START Available data
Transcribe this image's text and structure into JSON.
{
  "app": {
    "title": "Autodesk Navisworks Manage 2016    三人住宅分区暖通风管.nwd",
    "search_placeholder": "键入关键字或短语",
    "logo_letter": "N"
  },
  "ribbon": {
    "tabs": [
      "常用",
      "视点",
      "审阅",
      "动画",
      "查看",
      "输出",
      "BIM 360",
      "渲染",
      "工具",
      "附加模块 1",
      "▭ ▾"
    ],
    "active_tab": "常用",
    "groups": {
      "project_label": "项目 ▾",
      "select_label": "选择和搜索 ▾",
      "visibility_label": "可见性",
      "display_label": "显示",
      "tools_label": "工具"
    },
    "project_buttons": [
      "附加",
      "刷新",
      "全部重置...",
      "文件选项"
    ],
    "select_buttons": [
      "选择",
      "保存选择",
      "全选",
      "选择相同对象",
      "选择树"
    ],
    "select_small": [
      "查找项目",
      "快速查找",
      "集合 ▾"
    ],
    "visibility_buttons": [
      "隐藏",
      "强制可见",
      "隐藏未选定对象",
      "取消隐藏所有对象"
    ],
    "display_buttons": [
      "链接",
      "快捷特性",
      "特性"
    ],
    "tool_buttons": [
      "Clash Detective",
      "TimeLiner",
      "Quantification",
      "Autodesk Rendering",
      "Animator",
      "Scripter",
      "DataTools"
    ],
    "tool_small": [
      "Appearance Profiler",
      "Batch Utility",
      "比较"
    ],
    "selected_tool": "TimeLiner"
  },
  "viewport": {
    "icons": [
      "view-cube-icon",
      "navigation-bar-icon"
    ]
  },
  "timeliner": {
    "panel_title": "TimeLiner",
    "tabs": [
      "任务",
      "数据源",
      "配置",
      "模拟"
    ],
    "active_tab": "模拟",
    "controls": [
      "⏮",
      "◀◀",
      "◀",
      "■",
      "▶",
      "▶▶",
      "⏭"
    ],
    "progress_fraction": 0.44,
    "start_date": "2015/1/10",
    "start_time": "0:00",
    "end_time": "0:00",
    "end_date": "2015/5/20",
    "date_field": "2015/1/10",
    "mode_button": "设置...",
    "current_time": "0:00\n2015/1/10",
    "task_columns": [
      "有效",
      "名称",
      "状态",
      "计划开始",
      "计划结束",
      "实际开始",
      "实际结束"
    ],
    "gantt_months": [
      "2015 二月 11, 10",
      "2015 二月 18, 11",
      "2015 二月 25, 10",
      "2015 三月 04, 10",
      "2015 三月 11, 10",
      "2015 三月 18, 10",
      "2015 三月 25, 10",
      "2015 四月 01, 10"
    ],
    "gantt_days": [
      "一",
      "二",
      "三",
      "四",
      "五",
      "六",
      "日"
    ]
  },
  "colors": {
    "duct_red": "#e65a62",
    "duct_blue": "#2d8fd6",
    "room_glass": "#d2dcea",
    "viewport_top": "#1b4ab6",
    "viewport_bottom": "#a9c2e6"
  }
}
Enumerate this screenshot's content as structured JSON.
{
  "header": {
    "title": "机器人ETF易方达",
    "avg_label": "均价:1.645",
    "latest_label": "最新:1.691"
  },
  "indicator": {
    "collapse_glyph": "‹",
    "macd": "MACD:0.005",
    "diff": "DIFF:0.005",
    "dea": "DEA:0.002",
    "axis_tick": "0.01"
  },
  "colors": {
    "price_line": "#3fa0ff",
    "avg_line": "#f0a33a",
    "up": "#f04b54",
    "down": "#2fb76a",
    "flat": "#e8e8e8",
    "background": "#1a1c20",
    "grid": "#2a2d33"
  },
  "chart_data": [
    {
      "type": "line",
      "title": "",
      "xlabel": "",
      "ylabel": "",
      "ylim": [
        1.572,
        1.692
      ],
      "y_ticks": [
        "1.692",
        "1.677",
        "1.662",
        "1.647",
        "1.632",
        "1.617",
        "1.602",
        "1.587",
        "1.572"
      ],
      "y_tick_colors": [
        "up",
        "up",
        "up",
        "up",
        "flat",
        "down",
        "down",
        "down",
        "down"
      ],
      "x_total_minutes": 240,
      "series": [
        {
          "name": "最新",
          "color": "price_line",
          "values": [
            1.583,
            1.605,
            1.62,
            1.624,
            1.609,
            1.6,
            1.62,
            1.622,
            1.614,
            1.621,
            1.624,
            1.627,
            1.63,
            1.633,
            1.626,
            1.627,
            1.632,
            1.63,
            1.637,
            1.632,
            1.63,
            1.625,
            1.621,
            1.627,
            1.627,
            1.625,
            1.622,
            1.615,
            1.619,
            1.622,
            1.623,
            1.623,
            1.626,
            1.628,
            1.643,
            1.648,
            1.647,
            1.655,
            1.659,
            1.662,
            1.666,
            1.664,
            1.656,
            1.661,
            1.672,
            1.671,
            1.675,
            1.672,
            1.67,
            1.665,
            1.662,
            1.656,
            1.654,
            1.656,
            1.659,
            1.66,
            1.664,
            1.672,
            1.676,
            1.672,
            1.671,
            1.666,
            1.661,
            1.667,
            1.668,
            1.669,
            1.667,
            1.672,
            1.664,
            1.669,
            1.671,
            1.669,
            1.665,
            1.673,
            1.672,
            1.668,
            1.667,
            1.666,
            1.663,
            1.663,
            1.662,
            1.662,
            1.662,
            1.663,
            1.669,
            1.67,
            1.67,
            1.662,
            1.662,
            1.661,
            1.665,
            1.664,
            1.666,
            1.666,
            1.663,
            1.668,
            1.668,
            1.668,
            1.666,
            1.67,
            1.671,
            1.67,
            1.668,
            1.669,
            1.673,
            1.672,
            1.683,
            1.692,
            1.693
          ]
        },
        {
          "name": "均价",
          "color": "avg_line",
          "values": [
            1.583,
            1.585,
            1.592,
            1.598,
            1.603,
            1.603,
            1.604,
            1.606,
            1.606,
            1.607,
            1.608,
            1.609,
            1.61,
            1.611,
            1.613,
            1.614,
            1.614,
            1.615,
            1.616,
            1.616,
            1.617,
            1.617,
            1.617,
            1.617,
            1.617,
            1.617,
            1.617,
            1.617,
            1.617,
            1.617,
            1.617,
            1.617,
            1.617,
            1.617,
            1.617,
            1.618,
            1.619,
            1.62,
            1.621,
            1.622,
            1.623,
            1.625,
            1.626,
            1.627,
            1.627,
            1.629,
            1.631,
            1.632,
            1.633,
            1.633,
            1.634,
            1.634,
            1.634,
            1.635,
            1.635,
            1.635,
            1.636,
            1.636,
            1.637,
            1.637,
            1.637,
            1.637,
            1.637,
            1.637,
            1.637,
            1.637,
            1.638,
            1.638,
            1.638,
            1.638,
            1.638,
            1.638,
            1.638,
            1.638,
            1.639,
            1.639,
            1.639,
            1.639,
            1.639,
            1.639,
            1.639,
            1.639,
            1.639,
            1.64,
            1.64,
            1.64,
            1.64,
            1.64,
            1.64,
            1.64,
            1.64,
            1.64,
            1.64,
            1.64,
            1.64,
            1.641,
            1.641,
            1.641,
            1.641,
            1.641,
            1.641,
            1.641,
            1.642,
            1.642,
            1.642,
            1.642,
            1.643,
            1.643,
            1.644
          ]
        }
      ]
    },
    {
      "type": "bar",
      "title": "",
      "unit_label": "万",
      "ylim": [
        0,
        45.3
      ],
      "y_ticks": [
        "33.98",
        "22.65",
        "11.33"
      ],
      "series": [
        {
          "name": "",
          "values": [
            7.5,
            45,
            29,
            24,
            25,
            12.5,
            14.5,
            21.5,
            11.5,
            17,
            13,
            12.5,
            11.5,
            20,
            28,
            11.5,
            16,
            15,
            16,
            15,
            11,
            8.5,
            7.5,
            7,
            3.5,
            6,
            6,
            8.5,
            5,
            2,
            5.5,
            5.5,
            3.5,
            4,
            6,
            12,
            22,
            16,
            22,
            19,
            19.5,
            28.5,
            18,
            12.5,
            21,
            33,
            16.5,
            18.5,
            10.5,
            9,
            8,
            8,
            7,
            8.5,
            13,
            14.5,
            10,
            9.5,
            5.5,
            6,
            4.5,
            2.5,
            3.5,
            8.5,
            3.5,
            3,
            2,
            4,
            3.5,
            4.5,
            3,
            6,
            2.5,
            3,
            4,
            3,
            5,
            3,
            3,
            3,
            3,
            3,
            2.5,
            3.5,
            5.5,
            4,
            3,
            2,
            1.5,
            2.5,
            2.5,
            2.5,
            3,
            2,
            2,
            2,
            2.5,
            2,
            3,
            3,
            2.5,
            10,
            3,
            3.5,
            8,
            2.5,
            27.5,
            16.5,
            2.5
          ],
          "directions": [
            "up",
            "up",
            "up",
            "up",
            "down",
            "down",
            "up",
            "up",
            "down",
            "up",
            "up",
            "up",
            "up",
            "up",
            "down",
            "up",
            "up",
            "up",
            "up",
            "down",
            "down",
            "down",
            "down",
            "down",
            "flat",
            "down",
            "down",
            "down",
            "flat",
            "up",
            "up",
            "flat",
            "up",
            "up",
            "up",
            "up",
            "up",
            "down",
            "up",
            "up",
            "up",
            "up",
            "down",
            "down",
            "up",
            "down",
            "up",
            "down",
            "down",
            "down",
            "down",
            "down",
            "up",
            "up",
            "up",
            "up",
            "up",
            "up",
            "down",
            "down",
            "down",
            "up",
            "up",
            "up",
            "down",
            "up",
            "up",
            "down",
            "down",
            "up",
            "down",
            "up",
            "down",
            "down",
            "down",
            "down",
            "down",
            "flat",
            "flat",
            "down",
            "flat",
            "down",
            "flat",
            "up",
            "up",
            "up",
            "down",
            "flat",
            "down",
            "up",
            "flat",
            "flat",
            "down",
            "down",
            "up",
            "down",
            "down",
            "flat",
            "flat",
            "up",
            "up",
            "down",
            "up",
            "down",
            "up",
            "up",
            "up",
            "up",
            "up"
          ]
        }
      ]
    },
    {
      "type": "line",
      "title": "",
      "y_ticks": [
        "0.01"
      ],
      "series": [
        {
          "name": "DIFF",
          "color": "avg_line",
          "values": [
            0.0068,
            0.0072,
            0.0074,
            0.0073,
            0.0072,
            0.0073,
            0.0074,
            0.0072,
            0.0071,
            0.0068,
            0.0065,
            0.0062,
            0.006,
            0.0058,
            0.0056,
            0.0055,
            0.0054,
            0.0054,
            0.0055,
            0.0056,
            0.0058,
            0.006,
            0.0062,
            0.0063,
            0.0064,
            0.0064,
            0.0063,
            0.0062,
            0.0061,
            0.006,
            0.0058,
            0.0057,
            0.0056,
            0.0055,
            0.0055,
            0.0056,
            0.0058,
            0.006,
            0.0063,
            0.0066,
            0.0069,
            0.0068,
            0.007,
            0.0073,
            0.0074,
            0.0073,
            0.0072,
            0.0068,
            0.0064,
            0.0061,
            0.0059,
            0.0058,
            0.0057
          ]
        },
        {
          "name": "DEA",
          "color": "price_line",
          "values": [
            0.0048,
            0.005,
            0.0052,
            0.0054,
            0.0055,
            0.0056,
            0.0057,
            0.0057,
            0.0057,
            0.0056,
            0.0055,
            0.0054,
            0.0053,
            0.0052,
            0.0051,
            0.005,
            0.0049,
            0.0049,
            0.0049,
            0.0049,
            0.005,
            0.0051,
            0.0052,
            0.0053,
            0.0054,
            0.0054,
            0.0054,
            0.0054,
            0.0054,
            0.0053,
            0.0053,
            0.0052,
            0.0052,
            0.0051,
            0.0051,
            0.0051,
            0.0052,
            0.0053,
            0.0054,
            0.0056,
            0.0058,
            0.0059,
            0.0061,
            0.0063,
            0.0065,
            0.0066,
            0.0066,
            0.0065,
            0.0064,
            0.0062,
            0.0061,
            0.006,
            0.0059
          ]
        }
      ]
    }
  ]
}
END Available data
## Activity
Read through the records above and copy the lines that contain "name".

## Exercise answer
          "name": "最新",
          "name": "均价",
          "name": "",
          "name": "DIFF",
          "name": "DEA",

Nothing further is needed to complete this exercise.